GIVEN ENTRIES:
▽
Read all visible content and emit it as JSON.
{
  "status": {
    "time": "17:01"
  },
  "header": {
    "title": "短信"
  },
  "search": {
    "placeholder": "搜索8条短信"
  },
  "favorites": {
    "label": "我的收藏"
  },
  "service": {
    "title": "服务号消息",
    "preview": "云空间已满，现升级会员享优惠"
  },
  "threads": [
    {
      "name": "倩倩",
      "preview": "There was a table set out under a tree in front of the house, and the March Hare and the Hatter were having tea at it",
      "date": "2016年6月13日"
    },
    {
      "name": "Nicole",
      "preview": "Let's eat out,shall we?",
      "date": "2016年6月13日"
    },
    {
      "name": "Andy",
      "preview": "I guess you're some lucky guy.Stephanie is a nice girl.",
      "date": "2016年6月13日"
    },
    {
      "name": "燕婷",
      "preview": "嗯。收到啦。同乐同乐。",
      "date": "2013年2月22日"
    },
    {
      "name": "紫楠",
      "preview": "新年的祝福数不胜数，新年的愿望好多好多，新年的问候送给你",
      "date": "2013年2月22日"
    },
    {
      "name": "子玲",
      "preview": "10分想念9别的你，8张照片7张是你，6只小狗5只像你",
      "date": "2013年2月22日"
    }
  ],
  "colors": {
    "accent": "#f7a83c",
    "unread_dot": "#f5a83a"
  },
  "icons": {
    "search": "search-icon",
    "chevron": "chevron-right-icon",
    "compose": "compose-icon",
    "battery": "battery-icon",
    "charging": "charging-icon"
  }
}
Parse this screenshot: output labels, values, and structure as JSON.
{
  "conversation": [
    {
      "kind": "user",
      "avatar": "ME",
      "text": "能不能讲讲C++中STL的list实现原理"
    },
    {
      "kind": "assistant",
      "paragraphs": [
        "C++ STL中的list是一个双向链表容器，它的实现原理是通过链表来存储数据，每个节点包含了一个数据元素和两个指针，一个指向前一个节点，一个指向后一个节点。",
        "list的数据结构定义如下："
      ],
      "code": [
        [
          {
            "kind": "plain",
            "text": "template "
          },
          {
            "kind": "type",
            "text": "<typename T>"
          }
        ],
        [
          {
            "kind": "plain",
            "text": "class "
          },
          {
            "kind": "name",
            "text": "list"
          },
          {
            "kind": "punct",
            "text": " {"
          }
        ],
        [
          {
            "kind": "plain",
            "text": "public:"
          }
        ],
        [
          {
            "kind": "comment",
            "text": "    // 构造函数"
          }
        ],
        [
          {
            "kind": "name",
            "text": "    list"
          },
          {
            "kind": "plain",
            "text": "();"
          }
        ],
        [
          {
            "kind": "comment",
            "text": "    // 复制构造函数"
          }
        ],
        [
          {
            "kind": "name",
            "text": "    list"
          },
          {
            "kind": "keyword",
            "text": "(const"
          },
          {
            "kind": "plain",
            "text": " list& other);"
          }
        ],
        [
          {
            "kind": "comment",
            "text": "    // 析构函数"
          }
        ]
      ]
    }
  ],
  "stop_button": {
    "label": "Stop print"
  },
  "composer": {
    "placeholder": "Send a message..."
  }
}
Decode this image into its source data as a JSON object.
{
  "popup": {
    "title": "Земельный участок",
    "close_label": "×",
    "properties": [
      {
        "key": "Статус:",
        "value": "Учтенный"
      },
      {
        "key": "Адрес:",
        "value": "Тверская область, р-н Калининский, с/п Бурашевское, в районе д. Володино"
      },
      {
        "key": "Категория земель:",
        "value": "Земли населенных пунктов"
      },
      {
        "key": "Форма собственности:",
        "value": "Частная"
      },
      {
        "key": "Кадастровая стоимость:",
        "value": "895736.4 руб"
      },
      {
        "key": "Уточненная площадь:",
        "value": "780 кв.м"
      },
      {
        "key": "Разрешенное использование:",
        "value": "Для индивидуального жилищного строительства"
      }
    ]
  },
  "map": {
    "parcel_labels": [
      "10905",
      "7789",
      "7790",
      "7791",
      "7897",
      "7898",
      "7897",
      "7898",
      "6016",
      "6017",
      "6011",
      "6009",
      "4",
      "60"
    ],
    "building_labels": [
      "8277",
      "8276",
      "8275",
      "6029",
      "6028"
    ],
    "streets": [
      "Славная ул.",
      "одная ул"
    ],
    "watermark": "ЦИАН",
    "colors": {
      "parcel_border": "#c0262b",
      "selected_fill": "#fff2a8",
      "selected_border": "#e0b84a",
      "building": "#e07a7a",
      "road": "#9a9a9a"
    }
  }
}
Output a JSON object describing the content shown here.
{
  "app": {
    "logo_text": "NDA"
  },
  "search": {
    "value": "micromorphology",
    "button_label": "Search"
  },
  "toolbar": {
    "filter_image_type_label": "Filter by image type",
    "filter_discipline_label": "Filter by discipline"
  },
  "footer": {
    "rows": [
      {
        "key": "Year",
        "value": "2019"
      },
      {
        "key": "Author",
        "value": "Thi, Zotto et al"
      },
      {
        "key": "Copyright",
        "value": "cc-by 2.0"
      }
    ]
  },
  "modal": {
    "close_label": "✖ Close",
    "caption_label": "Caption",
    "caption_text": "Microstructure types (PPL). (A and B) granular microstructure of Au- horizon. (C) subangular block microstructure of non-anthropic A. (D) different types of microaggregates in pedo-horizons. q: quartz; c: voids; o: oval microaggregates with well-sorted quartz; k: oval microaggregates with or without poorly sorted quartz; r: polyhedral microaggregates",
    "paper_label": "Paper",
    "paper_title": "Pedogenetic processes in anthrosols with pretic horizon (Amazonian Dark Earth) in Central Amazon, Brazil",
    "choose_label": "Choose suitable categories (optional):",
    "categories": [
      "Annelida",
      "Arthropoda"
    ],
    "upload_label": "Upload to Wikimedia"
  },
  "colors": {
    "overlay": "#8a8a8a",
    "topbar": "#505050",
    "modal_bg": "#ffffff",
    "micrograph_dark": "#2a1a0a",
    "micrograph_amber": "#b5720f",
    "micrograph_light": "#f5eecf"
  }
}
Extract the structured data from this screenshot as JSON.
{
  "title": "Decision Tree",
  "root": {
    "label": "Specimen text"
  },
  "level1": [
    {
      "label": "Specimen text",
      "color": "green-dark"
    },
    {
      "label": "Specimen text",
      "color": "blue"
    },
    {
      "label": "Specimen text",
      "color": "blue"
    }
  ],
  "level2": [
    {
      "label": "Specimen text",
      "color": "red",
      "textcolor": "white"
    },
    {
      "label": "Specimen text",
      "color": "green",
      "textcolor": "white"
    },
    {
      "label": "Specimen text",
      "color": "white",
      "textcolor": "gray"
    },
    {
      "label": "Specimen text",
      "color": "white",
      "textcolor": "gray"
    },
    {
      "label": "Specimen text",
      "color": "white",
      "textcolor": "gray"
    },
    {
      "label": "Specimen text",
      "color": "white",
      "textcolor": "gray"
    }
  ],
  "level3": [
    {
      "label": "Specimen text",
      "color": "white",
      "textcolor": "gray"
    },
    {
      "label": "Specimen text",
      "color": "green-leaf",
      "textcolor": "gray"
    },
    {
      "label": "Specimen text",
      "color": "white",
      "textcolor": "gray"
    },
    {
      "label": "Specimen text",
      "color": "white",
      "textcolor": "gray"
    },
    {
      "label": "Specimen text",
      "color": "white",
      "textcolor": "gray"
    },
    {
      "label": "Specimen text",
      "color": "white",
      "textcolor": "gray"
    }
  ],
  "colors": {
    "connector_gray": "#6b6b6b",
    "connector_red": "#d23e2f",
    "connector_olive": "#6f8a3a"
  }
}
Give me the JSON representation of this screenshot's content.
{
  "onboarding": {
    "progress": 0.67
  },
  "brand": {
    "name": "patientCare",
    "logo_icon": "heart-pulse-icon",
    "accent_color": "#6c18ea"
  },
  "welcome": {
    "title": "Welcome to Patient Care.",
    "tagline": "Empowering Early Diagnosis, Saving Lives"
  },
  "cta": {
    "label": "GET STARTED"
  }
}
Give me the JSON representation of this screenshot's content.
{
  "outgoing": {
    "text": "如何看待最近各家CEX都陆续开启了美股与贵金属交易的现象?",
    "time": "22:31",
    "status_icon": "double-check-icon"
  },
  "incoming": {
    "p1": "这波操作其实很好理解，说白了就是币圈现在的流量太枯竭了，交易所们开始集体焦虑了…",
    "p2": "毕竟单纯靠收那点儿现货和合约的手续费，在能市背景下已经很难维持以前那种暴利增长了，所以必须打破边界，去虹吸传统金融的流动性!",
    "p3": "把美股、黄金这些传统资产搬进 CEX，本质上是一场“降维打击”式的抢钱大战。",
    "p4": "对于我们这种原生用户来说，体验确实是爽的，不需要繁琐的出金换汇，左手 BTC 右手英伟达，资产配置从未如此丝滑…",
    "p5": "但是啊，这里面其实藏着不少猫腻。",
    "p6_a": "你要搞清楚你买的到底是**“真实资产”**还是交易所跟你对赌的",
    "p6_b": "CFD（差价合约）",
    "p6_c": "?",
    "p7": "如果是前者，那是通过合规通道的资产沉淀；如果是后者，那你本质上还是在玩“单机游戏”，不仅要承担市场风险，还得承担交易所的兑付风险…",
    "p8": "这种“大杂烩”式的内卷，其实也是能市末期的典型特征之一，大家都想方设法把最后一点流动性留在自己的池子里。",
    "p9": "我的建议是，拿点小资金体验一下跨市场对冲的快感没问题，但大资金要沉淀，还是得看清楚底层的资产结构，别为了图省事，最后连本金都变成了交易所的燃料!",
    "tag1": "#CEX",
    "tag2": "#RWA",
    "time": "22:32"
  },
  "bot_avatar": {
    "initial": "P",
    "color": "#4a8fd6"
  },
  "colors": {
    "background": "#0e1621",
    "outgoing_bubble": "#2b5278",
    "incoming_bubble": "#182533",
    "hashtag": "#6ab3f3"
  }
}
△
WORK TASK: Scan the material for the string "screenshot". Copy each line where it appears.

ANSWER TO THIS EXERCISE:
Parse this screenshot: output labels, values, and structure as JSON.
Extract the structured data from this screenshot as JSON.
Give me the JSON representation of this screenshot's content.
Give me the JSON representation of this screenshot's content.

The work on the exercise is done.